▶ _Work instructions_: Reprint all of the data below exactly as shown and skip every image.
■ ■ ■ ■
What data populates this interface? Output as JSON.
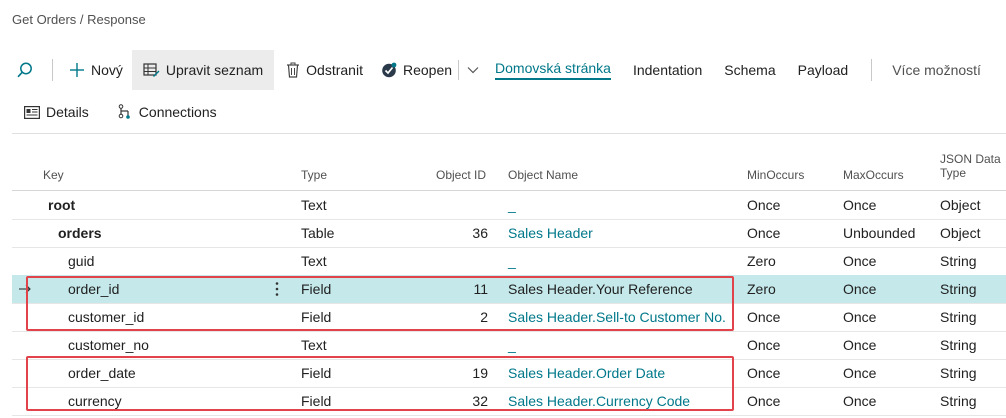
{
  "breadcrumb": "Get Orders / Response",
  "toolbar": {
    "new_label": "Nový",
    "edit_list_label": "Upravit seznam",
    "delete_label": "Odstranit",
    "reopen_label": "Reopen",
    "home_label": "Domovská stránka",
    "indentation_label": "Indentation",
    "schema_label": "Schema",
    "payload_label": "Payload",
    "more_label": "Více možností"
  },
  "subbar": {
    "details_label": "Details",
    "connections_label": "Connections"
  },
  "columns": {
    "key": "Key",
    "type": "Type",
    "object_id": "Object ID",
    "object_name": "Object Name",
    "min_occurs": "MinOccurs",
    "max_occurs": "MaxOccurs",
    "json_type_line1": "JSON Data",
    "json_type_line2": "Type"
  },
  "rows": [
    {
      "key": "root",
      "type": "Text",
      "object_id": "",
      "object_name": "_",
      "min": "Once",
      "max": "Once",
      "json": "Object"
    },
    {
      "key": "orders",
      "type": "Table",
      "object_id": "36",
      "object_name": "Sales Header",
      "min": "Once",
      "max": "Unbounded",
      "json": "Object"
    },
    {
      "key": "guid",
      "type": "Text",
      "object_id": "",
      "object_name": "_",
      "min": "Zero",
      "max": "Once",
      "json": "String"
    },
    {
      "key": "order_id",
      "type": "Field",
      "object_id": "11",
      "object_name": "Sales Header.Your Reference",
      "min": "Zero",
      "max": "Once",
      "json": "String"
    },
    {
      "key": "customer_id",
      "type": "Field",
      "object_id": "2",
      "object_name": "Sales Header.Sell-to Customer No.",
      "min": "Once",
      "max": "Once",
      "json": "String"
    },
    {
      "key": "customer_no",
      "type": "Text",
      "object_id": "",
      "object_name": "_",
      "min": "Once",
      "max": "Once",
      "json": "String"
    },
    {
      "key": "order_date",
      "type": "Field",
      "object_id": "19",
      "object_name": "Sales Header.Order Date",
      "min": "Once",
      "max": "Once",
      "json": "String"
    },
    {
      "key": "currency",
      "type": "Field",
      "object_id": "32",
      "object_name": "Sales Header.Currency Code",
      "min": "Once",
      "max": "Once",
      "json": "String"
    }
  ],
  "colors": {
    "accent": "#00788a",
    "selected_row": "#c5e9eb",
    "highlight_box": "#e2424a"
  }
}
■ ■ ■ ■
▶ _Response to this task_:
What data populates this interface? Output as JSON.
{
  "breadcrumb": "Get Orders / Response",
  "toolbar": {
    "new_label": "Nový",
    "edit_list_label": "Upravit seznam",
    "delete_label": "Odstranit",
    "reopen_label": "Reopen",
    "home_label": "Domovská stránka",
    "indentation_label": "Indentation",
    "schema_label": "Schema",
    "payload_label": "Payload",
    "more_label": "Více možností"
  },
  "subbar": {
    "details_label": "Details",
    "connections_label": "Connections"
  },
  "columns": {
    "key": "Key",
    "type": "Type",
    "object_id": "Object ID",
    "object_name": "Object Name",
    "min_occurs": "MinOccurs",
    "max_occurs": "MaxOccurs",
    "json_type_line1": "JSON Data",
    "json_type_line2": "Type"
  },
  "rows": [
    {
      "key": "root",
      "type": "Text",
      "object_id": "",
      "object_name": "_",
      "min": "Once",
      "max": "Once",
      "json": "Object"
    },
    {
      "key": "orders",
      "type": "Table",
      "object_id": "36",
      "object_name": "Sales Header",
      "min": "Once",
      "max": "Unbounded",
      "json": "Object"
    },
    {
      "key": "guid",
      "type": "Text",
      "object_id": "",
      "object_name": "_",
      "min": "Zero",
      "max": "Once",
      "json": "String"
    },
    {
      "key": "order_id",
      "type": "Field",
      "object_id": "11",
      "object_name": "Sales Header.Your Reference",
      "min": "Zero",
      "max": "Once",
      "json": "String"
    },
    {
      "key": "customer_id",
      "type": "Field",
      "object_id": "2",
      "object_name": "Sales Header.Sell-to Customer No.",
      "min": "Once",
      "max": "Once",
      "json": "String"
    },
    {
      "key": "customer_no",
      "type": "Text",
      "object_id": "",
      "object_name": "_",
      "min": "Once",
      "max": "Once",
      "json": "String"
    },
    {
      "key": "order_date",
      "type": "Field",
      "object_id": "19",
      "object_name": "Sales Header.Order Date",
      "min": "Once",
      "max": "Once",
      "json": "String"
    },
    {
      "key": "currency",
      "type": "Field",
      "object_id": "32",
      "object_name": "Sales Header.Currency Code",
      "min": "Once",
      "max": "Once",
      "json": "String"
    }
  ],
  "colors": {
    "accent": "#00788a",
    "selected_row": "#c5e9eb",
    "highlight_box": "#e2424a"
  }
}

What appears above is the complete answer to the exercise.